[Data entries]
──────────────────────────────
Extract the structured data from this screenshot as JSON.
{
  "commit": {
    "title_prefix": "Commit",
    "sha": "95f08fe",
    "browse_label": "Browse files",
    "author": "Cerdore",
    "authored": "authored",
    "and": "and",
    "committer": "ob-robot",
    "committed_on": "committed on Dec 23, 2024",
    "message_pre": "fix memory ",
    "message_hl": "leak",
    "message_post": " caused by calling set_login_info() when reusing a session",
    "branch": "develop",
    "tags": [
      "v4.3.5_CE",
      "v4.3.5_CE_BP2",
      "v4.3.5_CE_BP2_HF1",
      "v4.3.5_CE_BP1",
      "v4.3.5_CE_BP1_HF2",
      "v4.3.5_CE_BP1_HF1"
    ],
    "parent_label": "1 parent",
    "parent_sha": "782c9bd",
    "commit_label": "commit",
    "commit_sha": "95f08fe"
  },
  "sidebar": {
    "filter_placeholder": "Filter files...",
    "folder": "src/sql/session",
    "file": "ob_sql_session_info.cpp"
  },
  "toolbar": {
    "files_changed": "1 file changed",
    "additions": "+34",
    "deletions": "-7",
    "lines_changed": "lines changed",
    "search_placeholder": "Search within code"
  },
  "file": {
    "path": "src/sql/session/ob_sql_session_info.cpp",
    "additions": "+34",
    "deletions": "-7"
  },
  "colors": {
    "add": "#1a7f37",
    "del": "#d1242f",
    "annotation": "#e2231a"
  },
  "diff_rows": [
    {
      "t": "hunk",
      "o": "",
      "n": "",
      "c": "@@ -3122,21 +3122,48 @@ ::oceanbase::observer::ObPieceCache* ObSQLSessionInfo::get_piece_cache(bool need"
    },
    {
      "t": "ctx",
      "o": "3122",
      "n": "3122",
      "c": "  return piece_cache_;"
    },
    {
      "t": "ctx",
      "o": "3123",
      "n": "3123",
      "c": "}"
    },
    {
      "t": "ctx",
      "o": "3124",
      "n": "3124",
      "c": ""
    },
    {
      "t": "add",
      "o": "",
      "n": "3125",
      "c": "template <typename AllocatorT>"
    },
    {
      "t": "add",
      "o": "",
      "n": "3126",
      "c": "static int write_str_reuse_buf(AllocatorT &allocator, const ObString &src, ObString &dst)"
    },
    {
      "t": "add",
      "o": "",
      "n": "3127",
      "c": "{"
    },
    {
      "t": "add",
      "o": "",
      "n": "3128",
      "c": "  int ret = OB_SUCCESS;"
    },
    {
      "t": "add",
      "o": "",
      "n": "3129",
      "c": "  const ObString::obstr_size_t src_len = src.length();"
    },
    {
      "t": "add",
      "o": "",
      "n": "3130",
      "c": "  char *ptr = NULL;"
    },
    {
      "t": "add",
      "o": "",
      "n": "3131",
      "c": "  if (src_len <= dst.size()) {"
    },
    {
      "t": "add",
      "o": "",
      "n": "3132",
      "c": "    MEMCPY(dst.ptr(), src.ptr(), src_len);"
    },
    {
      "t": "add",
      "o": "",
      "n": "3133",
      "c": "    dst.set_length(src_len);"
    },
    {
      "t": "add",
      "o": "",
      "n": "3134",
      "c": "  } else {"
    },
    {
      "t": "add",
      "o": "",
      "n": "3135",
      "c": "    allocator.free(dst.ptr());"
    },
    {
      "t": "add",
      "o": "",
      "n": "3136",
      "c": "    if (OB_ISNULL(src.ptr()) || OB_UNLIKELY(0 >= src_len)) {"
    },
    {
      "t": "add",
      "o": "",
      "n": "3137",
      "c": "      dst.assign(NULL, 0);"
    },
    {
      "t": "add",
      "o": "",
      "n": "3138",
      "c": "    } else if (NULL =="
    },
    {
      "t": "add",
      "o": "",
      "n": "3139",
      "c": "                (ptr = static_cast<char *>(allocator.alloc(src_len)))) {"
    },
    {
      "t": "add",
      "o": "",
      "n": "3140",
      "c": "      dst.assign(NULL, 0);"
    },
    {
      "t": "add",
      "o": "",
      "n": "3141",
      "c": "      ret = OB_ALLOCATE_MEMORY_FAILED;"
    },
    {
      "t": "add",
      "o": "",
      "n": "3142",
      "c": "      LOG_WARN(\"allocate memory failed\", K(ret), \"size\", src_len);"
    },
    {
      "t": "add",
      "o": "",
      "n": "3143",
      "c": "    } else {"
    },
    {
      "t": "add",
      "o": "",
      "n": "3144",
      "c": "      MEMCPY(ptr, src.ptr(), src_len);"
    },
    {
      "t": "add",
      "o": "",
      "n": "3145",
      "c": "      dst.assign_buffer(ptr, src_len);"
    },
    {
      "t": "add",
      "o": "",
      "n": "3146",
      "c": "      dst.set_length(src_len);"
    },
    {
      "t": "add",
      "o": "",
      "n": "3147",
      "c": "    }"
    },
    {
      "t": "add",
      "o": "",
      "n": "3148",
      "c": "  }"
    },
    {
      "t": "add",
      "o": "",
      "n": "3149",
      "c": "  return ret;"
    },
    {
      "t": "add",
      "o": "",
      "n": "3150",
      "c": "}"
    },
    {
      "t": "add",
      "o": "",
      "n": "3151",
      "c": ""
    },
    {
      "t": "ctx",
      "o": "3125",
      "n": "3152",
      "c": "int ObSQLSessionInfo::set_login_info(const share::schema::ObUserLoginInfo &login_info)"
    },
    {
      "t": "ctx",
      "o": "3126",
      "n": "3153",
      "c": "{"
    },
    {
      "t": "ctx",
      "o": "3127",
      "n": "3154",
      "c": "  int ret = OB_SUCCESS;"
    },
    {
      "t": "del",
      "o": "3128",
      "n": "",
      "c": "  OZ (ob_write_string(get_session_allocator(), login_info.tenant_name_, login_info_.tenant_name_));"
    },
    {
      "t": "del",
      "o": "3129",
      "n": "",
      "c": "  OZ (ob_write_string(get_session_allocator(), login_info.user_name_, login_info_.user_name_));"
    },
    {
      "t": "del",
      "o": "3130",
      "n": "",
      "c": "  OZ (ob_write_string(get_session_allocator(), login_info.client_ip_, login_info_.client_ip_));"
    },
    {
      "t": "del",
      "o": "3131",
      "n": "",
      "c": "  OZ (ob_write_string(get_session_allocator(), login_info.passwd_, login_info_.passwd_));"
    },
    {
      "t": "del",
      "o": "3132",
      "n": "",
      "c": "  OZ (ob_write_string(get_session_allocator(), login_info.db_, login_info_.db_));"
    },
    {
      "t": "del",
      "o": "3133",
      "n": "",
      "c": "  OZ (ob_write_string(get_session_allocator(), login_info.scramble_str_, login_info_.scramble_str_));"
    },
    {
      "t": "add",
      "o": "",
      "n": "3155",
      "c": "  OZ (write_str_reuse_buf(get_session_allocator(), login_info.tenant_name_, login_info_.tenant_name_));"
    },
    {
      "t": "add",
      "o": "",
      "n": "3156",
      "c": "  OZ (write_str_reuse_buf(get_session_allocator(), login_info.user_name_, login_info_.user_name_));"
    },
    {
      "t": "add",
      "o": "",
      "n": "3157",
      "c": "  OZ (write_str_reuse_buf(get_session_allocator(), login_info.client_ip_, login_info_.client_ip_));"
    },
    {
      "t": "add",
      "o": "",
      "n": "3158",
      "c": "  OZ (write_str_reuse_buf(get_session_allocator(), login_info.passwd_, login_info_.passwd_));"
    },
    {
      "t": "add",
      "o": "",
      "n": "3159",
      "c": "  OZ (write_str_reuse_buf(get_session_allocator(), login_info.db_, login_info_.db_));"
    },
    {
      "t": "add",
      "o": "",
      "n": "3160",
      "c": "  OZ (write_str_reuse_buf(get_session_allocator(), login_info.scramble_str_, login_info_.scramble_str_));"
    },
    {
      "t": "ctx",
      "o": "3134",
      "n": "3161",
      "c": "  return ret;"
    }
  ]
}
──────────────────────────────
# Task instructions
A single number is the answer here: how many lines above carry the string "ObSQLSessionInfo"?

# Exercise output
2